Supplied records section start

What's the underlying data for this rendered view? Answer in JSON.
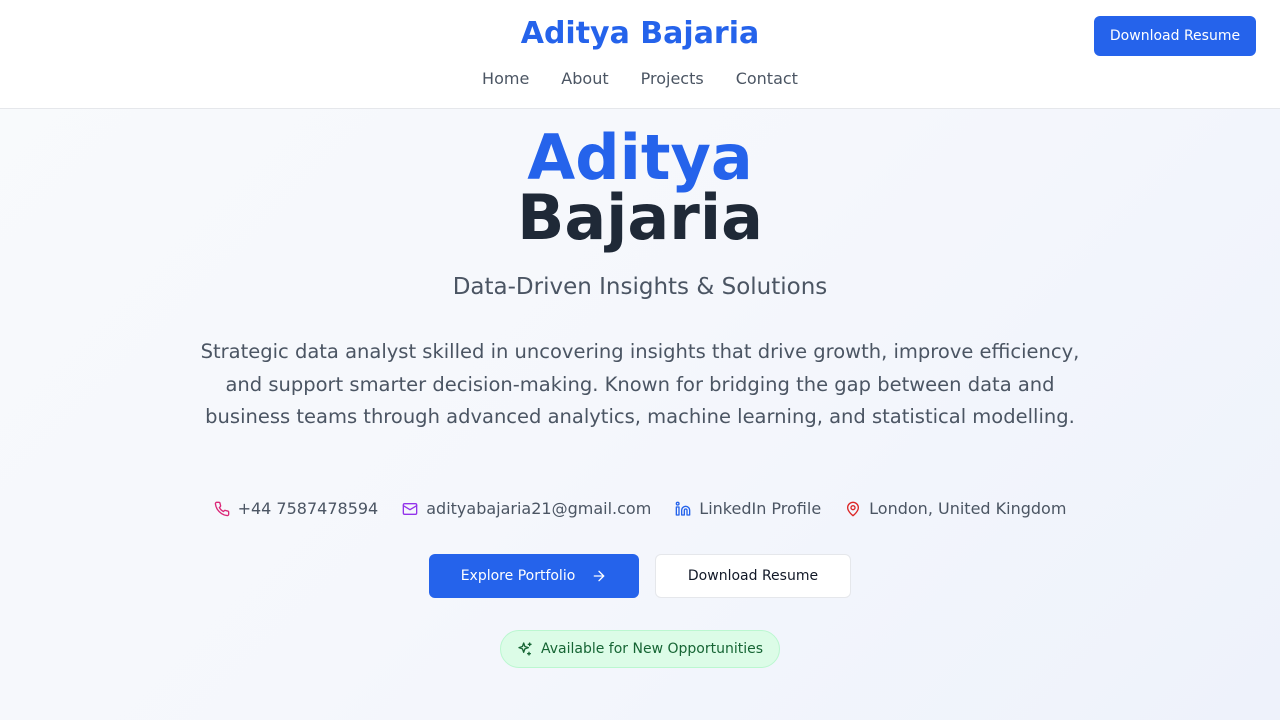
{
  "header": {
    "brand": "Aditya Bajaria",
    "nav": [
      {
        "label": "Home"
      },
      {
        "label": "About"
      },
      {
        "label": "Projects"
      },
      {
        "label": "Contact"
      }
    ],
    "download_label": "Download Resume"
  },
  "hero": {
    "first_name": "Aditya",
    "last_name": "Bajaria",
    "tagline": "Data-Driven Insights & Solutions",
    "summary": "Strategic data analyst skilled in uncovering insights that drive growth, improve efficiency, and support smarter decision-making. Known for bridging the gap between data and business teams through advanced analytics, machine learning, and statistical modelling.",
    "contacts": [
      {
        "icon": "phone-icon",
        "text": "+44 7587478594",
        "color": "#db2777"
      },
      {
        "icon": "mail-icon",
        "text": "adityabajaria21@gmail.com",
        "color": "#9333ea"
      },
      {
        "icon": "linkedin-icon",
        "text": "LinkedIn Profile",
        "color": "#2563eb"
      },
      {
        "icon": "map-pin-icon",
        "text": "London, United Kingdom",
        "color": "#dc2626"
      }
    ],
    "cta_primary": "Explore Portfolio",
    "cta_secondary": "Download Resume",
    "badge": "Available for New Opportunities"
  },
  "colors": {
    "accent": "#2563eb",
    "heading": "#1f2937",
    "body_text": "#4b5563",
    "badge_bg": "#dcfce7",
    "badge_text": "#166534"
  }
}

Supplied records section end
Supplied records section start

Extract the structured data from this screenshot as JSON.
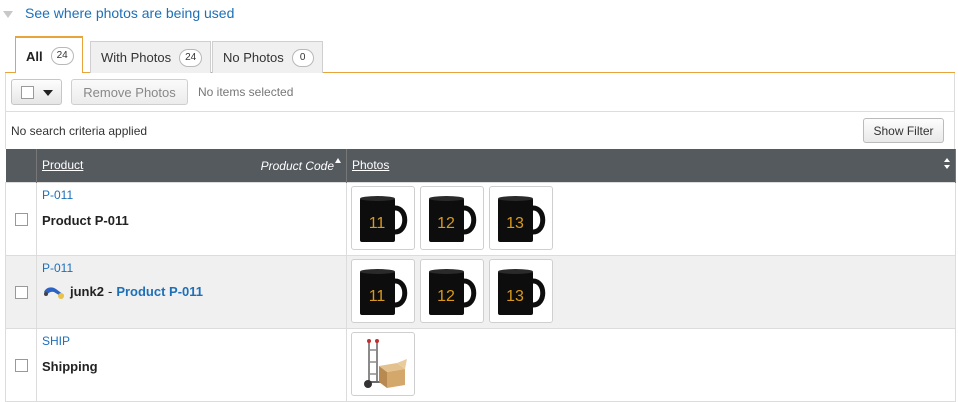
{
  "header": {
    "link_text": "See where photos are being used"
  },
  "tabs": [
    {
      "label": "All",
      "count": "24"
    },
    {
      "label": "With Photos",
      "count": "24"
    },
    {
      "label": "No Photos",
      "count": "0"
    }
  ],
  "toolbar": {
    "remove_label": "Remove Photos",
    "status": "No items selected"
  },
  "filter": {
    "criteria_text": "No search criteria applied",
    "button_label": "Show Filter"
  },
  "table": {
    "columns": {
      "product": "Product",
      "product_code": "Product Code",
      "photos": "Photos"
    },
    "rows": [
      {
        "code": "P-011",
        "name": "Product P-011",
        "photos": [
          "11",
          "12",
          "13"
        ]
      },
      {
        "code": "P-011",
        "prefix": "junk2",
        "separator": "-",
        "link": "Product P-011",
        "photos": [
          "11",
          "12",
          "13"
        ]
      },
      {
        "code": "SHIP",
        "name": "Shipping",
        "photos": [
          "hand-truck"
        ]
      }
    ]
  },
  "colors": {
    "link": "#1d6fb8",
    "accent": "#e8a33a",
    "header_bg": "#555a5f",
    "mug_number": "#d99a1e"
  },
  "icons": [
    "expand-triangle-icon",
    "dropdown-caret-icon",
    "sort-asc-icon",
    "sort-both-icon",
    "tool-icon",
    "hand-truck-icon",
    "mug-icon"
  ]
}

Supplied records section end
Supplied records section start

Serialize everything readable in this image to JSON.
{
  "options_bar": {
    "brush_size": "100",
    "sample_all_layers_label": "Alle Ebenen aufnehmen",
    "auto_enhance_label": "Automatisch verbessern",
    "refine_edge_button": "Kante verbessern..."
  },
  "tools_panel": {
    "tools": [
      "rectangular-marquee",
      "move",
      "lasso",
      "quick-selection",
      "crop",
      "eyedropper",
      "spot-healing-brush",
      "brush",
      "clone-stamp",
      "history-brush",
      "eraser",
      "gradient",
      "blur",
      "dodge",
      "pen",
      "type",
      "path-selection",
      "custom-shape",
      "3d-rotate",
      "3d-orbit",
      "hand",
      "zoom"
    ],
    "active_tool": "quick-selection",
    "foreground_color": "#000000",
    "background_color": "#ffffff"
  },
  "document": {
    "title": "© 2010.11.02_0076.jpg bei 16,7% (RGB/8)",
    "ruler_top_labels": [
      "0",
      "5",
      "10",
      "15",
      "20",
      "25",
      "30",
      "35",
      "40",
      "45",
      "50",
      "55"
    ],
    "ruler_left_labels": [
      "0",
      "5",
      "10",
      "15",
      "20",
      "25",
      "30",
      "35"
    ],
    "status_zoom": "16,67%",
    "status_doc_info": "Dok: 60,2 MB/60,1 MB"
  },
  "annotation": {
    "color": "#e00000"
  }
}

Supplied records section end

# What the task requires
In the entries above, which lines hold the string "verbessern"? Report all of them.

# Expected answer
    "auto_enhance_label": "Automatisch verbessern",
    "refine_edge_button": "Kante verbessern..."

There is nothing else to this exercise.